Queen Mary II of England was born in 1662. She was the eldest daughter of the future King James II and Anne Hyde. Her uncle King Charles II controlled her education and marriage prospects, as well as those of her sister, Anne. Their mother died when Mary was 5.
In 1677 Princess Mary married Dutch stadholder William of Orange. William was older, supposedly grumpy, and shorter than Mary. In opposition, Mary was tall, beautiful, and charismatic. She was unhappy leaving her home city of London behind to join her husband in Holland.
In the Dutch court, Mary wore the latest fashions and courtiers admired her style and wit. As consort, she had little formal duties, but found her love for collecting and displaying East Asian porcelain and Delftware. In 1688, worried parliamentarians wrote to the royal couple.
They asked for King James II to be deposed after his conversion to Catholicism. As cousins, William and Mary both had a claim to the throne and Mary didn’t want to rule alone. She was torn at the thought of deposing her father but saw it as her religious duty.

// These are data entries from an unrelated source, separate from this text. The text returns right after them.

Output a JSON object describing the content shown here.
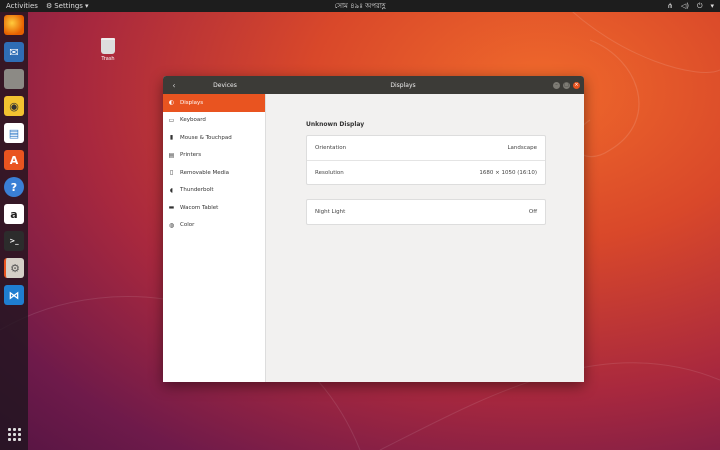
{
  "topbar": {
    "activities": "Activities",
    "app_menu": "Settings",
    "clock": "সোম ৪৯ঃ অপরাহ্ণ"
  },
  "desktop": {
    "trash_label": "Trash"
  },
  "dock": {
    "items": [
      {
        "name": "firefox-icon",
        "color": "#e66000"
      },
      {
        "name": "thunderbird-icon",
        "color": "#2f6db5"
      },
      {
        "name": "files-icon",
        "color": "#8c8a85"
      },
      {
        "name": "rhythmbox-icon",
        "color": "#f2c230"
      },
      {
        "name": "libreoffice-writer-icon",
        "color": "#2a76c6"
      },
      {
        "name": "software-center-icon",
        "color": "#e95420"
      },
      {
        "name": "help-icon",
        "color": "#3a7fd5"
      },
      {
        "name": "amazon-icon",
        "color": "#ffffff"
      },
      {
        "name": "terminal-icon",
        "color": "#2c2c2c"
      },
      {
        "name": "settings-icon",
        "color": "#d5d0c8"
      },
      {
        "name": "vscode-icon",
        "color": "#1f7ed1"
      }
    ]
  },
  "window": {
    "left_title": "Devices",
    "title": "Displays"
  },
  "sidebar": {
    "items": [
      {
        "label": "Displays",
        "icon": "display-icon"
      },
      {
        "label": "Keyboard",
        "icon": "keyboard-icon"
      },
      {
        "label": "Mouse & Touchpad",
        "icon": "mouse-icon"
      },
      {
        "label": "Printers",
        "icon": "printer-icon"
      },
      {
        "label": "Removable Media",
        "icon": "media-icon"
      },
      {
        "label": "Thunderbolt",
        "icon": "thunderbolt-icon"
      },
      {
        "label": "Wacom Tablet",
        "icon": "tablet-icon"
      },
      {
        "label": "Color",
        "icon": "color-icon"
      }
    ],
    "active_index": 0
  },
  "display": {
    "section_title": "Unknown Display",
    "orientation_label": "Orientation",
    "orientation_value": "Landscape",
    "resolution_label": "Resolution",
    "resolution_value": "1680 × 1050 (16∶10)",
    "night_light_label": "Night Light",
    "night_light_value": "Off"
  },
  "colors": {
    "accent": "#e95420",
    "titlebar": "#3c3b37"
  }
}
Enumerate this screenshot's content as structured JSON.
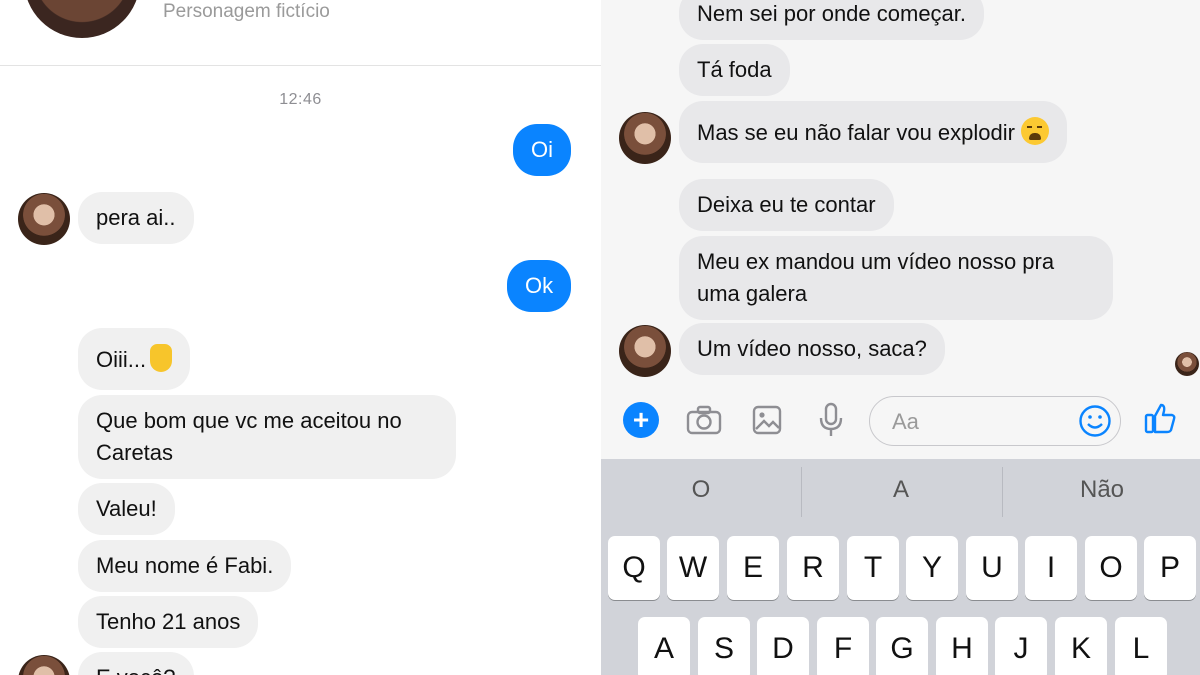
{
  "left": {
    "header_subtitle": "Personagem fictício",
    "timestamp": "12:46",
    "messages": [
      {
        "dir": "out",
        "text": "Oi"
      },
      {
        "dir": "in",
        "text": "pera ai.."
      },
      {
        "dir": "out",
        "text": "Ok"
      },
      {
        "dir": "in",
        "text": "Oiii...",
        "emoji": "raised-hand"
      },
      {
        "dir": "in",
        "text": "Que bom que vc me aceitou no Caretas"
      },
      {
        "dir": "in",
        "text": "Valeu!"
      },
      {
        "dir": "in",
        "text": "Meu nome é Fabi."
      },
      {
        "dir": "in",
        "text": "Tenho 21 anos"
      },
      {
        "dir": "in",
        "text": "E você?"
      }
    ]
  },
  "right": {
    "messages": [
      {
        "dir": "in",
        "text": "Nem sei por onde começar."
      },
      {
        "dir": "in",
        "text": "Tá foda"
      },
      {
        "dir": "in",
        "text": "Mas se eu não falar vou explodir",
        "emoji": "weary-face"
      },
      {
        "dir": "in",
        "text": "Deixa eu te contar"
      },
      {
        "dir": "in",
        "text": "Meu ex mandou um vídeo nosso pra uma galera"
      },
      {
        "dir": "in",
        "text": "Um vídeo nosso, saca?"
      }
    ],
    "composer": {
      "placeholder": "Aa",
      "icons": [
        "plus-icon",
        "camera-icon",
        "image-icon",
        "microphone-icon",
        "emoji-icon",
        "like-icon"
      ]
    },
    "keyboard": {
      "suggestions": [
        "O",
        "A",
        "Não"
      ],
      "row1": [
        "Q",
        "W",
        "E",
        "R",
        "T",
        "Y",
        "U",
        "I",
        "O",
        "P"
      ],
      "row2": [
        "A",
        "S",
        "D",
        "F",
        "G",
        "H",
        "J",
        "K",
        "L"
      ]
    }
  },
  "colors": {
    "outgoing_bubble": "#0a84ff",
    "incoming_bubble": "#f0f0f0",
    "keyboard_bg": "#d1d3d9"
  }
}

William successfully took an army to England. They were coronated together in 1689. The bloodless ‘Glorious Revolution’ initiated the multi-party parliament we have today. The Bill of Rights aimed to devolve power from the monarchy and increase parliamentary power.
William III spent most of his time on the continent leading warfare. The Regency Act dictated that when this happened, Mary could make autonomous decisions. She was especially passionate about caring for the Navy and dealing with Church affairs.
The tumultuous way Mary II gained the throne meant that the country was divided. She received many propaganda attacks from followers of her father, the Jacobites. She too used visual culture to proliferate her power, sometimes in retaliation.
Mary honed her tastes in collecting and displaying ceramics during her reign. Her legacy stands in Hampton Court Palace, Kensington Palace and Paleis Het Loo. She designed these with architects like Christopher Wren.
After only five years on the throne, Mary suddenly died from smallpox in December 1694. She left behind a devastated William, who reigned until his death in 1702. Mary’s funeral was the most expensive in British history, demonstrating the lasting effect she had on her people.
Joanna Marschner, “Queen Mary II as a Collector,” in Kensington Palace and the Porcelain of Queen Mary II, eds., Mark Hinton and Oliver Impey, 85-99 (London: Christie’s, 1998)
Joanna Marschner, “Mary II: Her Clothes and Textiles,” Costume 34 (2000): 44-50
Julie Farguson, Visualising Protestant Monarchy: Ceremony, Art and Politics after the Glorious Revolution (1689-1714) (Woodbridge: Boydell and Brewer, 2021)
Lois G. Schwoerer, “Images of Queen Mary II, 1689-95,” Renaissance Quarterly 42.4 (1989): 717-748
Lois Schwoerer, The Revolution of 1688–89: Changing Perspectives (Cambridge: Cambridge University Press, 2004)
Molly McLain, “Love, Friendship, and Power: Queen Mary II’s Letters to Frances Apsley,” Journal of British Studies 47.3 (2008): 505-527
Richard Price, “An Incomparable Lady: Queen Mary II’s Share in the Government of England, 1689–94,” Huntington Library Quarterly 75.3 (2012): 307-326.